§ Goal of the exercise: Find out how many lines in the records have the string "color" in them, and state only that number.

§ Data listing:
▼

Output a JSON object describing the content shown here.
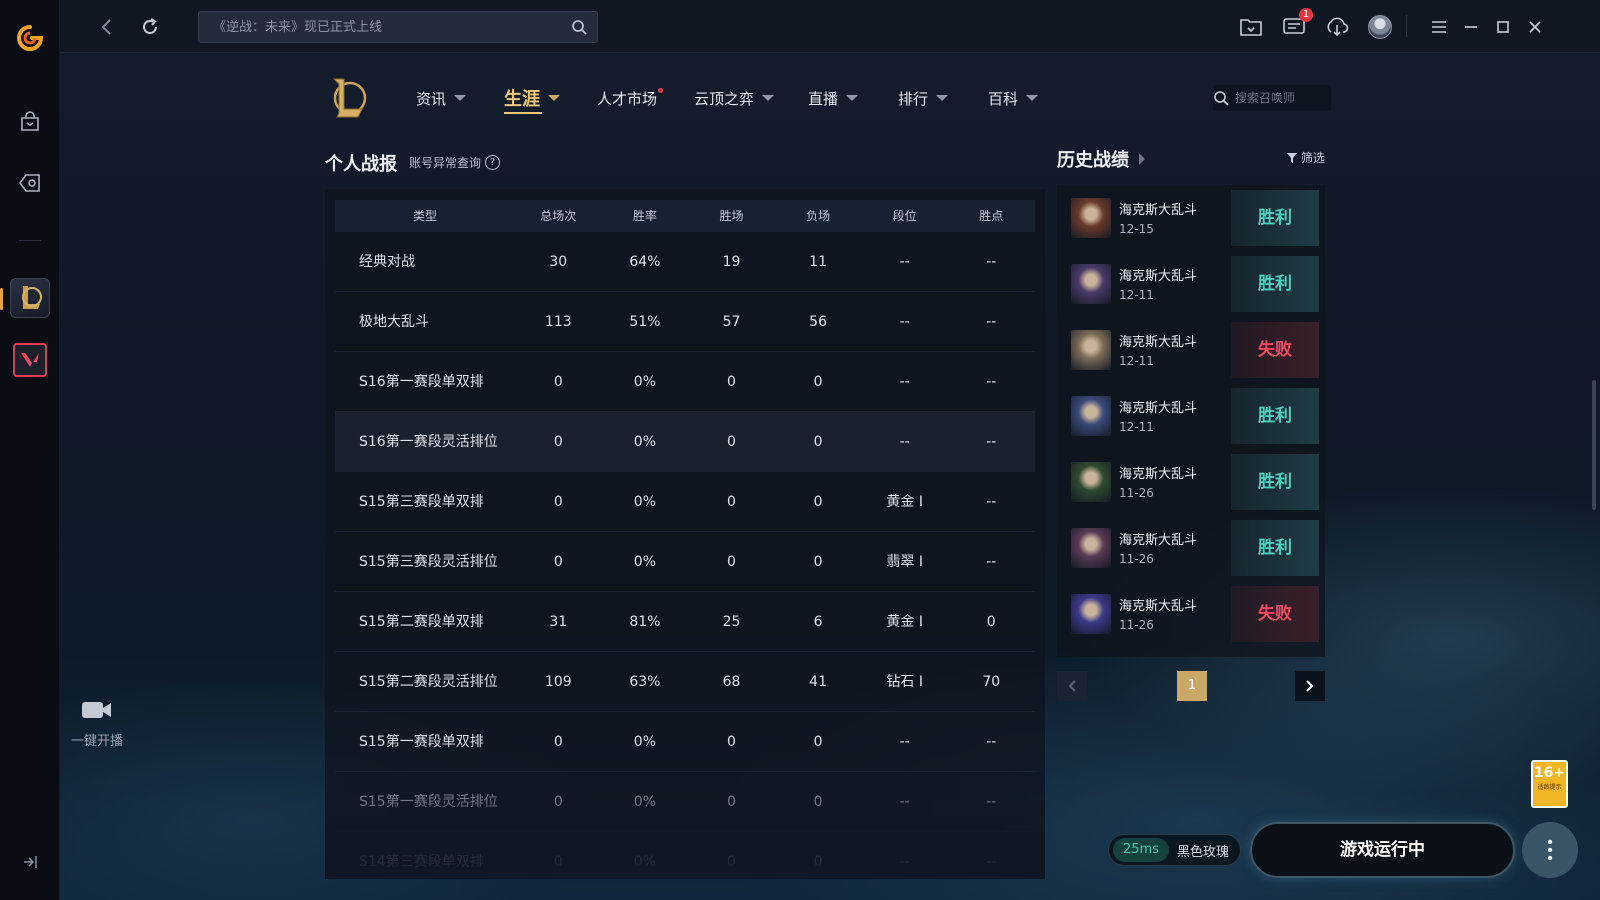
{
  "topbar": {
    "search_placeholder": "《逆战：未来》现已正式上线",
    "notif_badge": "1"
  },
  "rail": {
    "live_label": "一键开播"
  },
  "game_nav": {
    "items": [
      {
        "label": "资讯"
      },
      {
        "label": "生涯"
      },
      {
        "label": "人才市场"
      },
      {
        "label": "云顶之弈"
      },
      {
        "label": "直播"
      },
      {
        "label": "排行"
      },
      {
        "label": "百科"
      }
    ],
    "summoner_search_placeholder": "搜索召唤师"
  },
  "record": {
    "title": "个人战报",
    "link": "账号异常查询",
    "help": "?",
    "headers": [
      "类型",
      "总场次",
      "胜率",
      "胜场",
      "负场",
      "段位",
      "胜点"
    ],
    "rows": [
      [
        "经典对战",
        "30",
        "64%",
        "19",
        "11",
        "--",
        "--"
      ],
      [
        "极地大乱斗",
        "113",
        "51%",
        "57",
        "56",
        "--",
        "--"
      ],
      [
        "S16第一赛段单双排",
        "0",
        "0%",
        "0",
        "0",
        "--",
        "--"
      ],
      [
        "S16第一赛段灵活排位",
        "0",
        "0%",
        "0",
        "0",
        "--",
        "--"
      ],
      [
        "S15第三赛段单双排",
        "0",
        "0%",
        "0",
        "0",
        "黄金 I",
        "--"
      ],
      [
        "S15第三赛段灵活排位",
        "0",
        "0%",
        "0",
        "0",
        "翡翠 I",
        "--"
      ],
      [
        "S15第二赛段单双排",
        "31",
        "81%",
        "25",
        "6",
        "黄金 I",
        "0"
      ],
      [
        "S15第二赛段灵活排位",
        "109",
        "63%",
        "68",
        "41",
        "钻石 I",
        "70"
      ],
      [
        "S15第一赛段单双排",
        "0",
        "0%",
        "0",
        "0",
        "--",
        "--"
      ],
      [
        "S15第一赛段灵活排位",
        "0",
        "0%",
        "0",
        "0",
        "--",
        "--"
      ],
      [
        "S14第三赛段单双排",
        "0",
        "0%",
        "0",
        "0",
        "--",
        "--"
      ]
    ]
  },
  "history": {
    "title": "历史战绩",
    "filter_label": "筛选",
    "matches": [
      {
        "mode": "海克斯大乱斗",
        "date": "12-15",
        "result": "胜利",
        "win": true,
        "color": "#6a3a2a"
      },
      {
        "mode": "海克斯大乱斗",
        "date": "12-11",
        "result": "胜利",
        "win": true,
        "color": "#4a3a6a"
      },
      {
        "mode": "海克斯大乱斗",
        "date": "12-11",
        "result": "失败",
        "win": false,
        "color": "#7a6a55"
      },
      {
        "mode": "海克斯大乱斗",
        "date": "12-11",
        "result": "胜利",
        "win": true,
        "color": "#3a4a7a"
      },
      {
        "mode": "海克斯大乱斗",
        "date": "11-26",
        "result": "胜利",
        "win": true,
        "color": "#2f4a30"
      },
      {
        "mode": "海克斯大乱斗",
        "date": "11-26",
        "result": "胜利",
        "win": true,
        "color": "#5a3a55"
      },
      {
        "mode": "海克斯大乱斗",
        "date": "11-26",
        "result": "失败",
        "win": false,
        "color": "#3a3a8a"
      }
    ],
    "page": "1"
  },
  "footer": {
    "ping": "25ms",
    "server": "黑色玫瑰",
    "launch_label": "游戏运行中",
    "age_rating": "16+",
    "age_note": "适龄提示"
  }
}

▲

§ Solution: 7